Opening night tickets cost $10 and it was the first film on Broadway to charge over $3 for a regular ticket with the top prices at $3.30 each night. In the five performances over the weekend, it grossed $13,787 with people literally fighting to get in and tickets changing hands for $5.[8]

The film is recognized by American Film Institute in these lists:

Preservation status[edit]

A print of Don Juan, including its Vitaphone soundtrack, still survives and is preserved at the UCLA Film and Television Archive.[5][11]

Home media[edit]

In 2011, the film, along with the original Vitaphone sound shorts, was released on manufactured-on-demand DVD by the Warner Archive Collection.[12]

See also[edit]

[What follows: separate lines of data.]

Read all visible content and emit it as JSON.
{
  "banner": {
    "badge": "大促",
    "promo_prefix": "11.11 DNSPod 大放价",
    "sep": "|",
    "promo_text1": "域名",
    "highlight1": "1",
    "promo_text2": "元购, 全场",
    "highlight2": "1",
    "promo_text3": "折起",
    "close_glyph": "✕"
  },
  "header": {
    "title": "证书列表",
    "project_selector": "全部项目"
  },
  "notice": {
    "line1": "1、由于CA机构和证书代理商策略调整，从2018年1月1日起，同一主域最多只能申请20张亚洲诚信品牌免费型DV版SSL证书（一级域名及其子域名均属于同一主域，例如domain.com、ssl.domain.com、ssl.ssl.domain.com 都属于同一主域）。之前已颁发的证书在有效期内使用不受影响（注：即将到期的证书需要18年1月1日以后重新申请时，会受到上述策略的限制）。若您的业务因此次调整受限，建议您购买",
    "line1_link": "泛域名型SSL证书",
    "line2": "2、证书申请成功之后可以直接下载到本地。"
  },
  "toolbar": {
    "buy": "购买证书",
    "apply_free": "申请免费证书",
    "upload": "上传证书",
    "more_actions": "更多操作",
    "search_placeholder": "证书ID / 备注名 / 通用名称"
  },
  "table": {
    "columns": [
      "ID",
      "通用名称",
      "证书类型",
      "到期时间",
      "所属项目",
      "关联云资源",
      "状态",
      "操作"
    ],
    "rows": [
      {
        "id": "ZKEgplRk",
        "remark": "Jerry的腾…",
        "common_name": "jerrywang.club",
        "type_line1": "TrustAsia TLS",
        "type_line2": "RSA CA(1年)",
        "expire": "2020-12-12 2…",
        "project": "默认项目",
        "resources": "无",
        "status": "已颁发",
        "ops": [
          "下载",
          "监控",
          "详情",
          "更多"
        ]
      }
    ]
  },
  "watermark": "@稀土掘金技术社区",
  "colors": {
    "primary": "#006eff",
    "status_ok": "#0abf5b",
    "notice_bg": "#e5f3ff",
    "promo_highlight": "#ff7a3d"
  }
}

  1. ^ a b Don Juan at the American Film Institute Catalog
  2. ^ a b Glancy, H Mark (1995). "Warner Bros Film Grosses, 1921–51: the William Schaefer ledger". Historical Journal of Film Radio and Television. 15. 
  3. ^ Stephens, E. J.; Wanamaker, Marc (2010). Early Warner Bros. Studios. Arcadia Publishing. p. 25. ISBN 0-738-58091-0. 
  4. ^ a b White Munden, Kenneth, ed. (1997). The American Film Institute Catalog of Motion Pictures Produced in the United States, Part 1. University of California Press. p. 195. ISBN 0-520-20969-9. 
  5. ^ a b "Silent Era : Progressive Silent Film List". 
  6. ^ "Vitaphone Bow is Hailed a Marvel". Variety. August 11, 1926. p. 10. Retrieved May 28, 2018. 
  7. ^ "$29,000 at Warner's Gives B'Way 'Special' Record to 'Don Juan'". Variety. August 18, 1926. p. 45. Retrieved May 28, 2018. 
  8. ^ "first $3 Picture Show on Broadway; 'Don Juan' and Vitaphone Coupled". Variety. August 11, 1926. p. 5. Retrieved May 28, 2018. 
  9. ^ "AFI's 100 Years...100 Thrills Nominees" (PDF). Retrieved 2016-08-20. 
  10. ^ "AFI's 100 Years...100 Passions Nominees" (PDF). Retrieved 2016-08-18. 
  11. ^ The Library of Congress American Silent Feature Film Survival Catalog:Don Juan
  12. ^ Don Juan DVD release at

External links[edit]